Soldier Crabs on the beach at Corner Inlet
We had another long drive from Lang Lang (which was out of our way now that we were not going to Wilsons Promontory) to Eagle Point (near Paynesville). Along the way we had to stop at Sale to buy seven days of groceries for the trip, which was relatively quick for Doug and I (who have done this many times before) but much slower for R and M who had not (at least for many years) and were unfamiliar with the lay-out of Australian grocery stores. Doug was kept busy trying to find a caravan park where we could camp for the night and launch from the next day as we could not transport three boats at one time.
Wearily, we arrived at King Lake Caravan Park (a rather strange establishment with mostly permanent holiday caravans but clean amenities, cheap prices and easy water access) at 3.30 pm for a late lunch. The afternoon was spent in a flurry of activity packing up all the gear one needs for a week of kayaking. It was another somewhat exhausting and somehow unsatisfying day.

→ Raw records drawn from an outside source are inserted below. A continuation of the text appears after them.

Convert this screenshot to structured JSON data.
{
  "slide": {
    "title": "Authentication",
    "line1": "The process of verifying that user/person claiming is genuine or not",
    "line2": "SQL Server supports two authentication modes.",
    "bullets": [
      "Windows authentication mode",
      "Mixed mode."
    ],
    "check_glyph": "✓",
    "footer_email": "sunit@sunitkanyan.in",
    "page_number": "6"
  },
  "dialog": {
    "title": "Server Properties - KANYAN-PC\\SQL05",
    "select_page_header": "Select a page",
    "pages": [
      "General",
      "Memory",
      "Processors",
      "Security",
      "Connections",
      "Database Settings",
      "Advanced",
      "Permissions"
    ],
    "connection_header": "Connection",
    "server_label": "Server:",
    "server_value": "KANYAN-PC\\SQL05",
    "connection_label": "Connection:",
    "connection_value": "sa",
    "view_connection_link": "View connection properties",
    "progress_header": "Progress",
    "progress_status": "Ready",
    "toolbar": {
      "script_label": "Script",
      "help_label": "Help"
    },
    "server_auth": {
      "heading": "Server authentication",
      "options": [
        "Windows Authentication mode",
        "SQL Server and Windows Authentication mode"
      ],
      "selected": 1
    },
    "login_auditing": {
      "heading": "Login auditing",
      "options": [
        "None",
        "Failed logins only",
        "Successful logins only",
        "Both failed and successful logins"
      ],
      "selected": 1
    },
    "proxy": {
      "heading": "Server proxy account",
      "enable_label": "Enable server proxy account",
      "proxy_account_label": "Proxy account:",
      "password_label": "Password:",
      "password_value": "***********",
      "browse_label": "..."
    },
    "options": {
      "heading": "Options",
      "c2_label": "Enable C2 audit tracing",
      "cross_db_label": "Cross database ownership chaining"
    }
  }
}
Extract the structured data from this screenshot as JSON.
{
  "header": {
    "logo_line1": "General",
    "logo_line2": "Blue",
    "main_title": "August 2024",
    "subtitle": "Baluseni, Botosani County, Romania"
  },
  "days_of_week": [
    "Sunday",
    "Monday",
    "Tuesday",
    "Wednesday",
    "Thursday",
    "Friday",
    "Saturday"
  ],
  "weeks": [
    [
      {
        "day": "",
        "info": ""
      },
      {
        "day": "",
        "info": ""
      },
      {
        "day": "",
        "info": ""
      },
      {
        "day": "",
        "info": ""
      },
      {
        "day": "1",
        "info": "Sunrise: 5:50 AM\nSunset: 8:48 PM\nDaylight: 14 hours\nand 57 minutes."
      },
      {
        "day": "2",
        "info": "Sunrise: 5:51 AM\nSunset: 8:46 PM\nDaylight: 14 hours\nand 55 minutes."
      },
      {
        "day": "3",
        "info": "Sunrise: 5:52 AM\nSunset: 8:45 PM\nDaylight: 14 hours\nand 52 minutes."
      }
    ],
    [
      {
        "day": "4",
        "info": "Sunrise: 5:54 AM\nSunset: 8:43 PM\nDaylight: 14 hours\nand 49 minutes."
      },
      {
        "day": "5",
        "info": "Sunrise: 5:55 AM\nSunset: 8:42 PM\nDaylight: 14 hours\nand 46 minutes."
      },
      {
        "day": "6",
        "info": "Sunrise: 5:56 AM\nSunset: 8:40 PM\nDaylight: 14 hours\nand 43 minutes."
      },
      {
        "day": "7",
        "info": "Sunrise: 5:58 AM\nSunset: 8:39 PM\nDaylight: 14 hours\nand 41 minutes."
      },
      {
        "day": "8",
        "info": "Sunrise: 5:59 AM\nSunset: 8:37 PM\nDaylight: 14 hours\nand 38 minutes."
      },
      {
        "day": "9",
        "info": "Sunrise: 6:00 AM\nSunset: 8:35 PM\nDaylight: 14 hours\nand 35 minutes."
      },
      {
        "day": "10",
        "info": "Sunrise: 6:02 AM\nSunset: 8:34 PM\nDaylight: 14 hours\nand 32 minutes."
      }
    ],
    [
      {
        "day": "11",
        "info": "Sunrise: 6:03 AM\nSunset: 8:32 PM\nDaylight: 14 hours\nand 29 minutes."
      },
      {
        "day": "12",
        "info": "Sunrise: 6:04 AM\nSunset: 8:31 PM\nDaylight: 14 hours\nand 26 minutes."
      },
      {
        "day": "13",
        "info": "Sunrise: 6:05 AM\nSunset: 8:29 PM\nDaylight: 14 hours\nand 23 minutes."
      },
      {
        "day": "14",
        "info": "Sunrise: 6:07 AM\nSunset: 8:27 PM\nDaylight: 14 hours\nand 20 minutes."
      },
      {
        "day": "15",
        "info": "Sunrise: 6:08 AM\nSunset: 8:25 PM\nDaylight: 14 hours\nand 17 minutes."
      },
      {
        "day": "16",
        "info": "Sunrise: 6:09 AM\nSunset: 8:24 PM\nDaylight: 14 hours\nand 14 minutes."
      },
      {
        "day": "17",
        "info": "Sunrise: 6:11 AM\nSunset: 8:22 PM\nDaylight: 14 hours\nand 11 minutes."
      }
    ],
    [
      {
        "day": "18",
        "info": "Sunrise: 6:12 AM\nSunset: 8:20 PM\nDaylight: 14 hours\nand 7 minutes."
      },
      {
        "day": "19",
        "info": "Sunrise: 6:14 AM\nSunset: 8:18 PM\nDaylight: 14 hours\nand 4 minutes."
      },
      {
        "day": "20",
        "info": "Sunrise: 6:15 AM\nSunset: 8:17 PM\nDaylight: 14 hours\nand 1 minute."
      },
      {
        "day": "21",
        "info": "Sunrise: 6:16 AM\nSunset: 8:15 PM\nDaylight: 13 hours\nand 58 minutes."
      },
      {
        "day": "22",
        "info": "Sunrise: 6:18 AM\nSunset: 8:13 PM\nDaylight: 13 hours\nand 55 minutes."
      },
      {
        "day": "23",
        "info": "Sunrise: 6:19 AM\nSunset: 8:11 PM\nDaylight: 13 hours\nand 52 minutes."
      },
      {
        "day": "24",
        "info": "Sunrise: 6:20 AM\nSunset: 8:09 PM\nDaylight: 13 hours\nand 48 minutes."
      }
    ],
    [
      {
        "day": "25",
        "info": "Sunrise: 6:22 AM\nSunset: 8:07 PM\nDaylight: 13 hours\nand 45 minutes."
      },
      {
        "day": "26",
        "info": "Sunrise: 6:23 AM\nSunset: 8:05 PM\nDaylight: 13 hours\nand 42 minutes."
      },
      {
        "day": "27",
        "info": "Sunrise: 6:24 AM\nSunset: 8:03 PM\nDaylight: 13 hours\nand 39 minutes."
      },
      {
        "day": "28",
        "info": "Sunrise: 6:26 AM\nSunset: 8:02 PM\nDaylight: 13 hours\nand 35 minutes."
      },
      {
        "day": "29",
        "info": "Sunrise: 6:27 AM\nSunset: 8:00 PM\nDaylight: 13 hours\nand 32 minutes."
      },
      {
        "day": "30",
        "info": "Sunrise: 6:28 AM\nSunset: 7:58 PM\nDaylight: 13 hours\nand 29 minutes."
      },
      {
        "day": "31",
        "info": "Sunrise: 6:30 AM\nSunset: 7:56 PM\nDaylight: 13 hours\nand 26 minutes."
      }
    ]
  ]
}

On Friday, Doug, R and M went into Bairnsdale to pick up the kayak (and buy some more items R and M thought they needed) while I shuttled loads down to the small beach and packed up our single kayaks. At around 11.30 am, I was happy to see our car returning with a large, heavy, beaten up, but at least functional double kayak on top. Packing an unfamiliar kayak, particularly when you are carrying seven days of food and water, takes some time, and the first pack of the double kayak was not all that efficient, but, by the next day, R had worked out an efficient method for storing all their gear and things thereafter went much faster and more smoothly. At 12. 45 pm, we launched the kayaks and began paddling. That, however, is the subject of another blog post.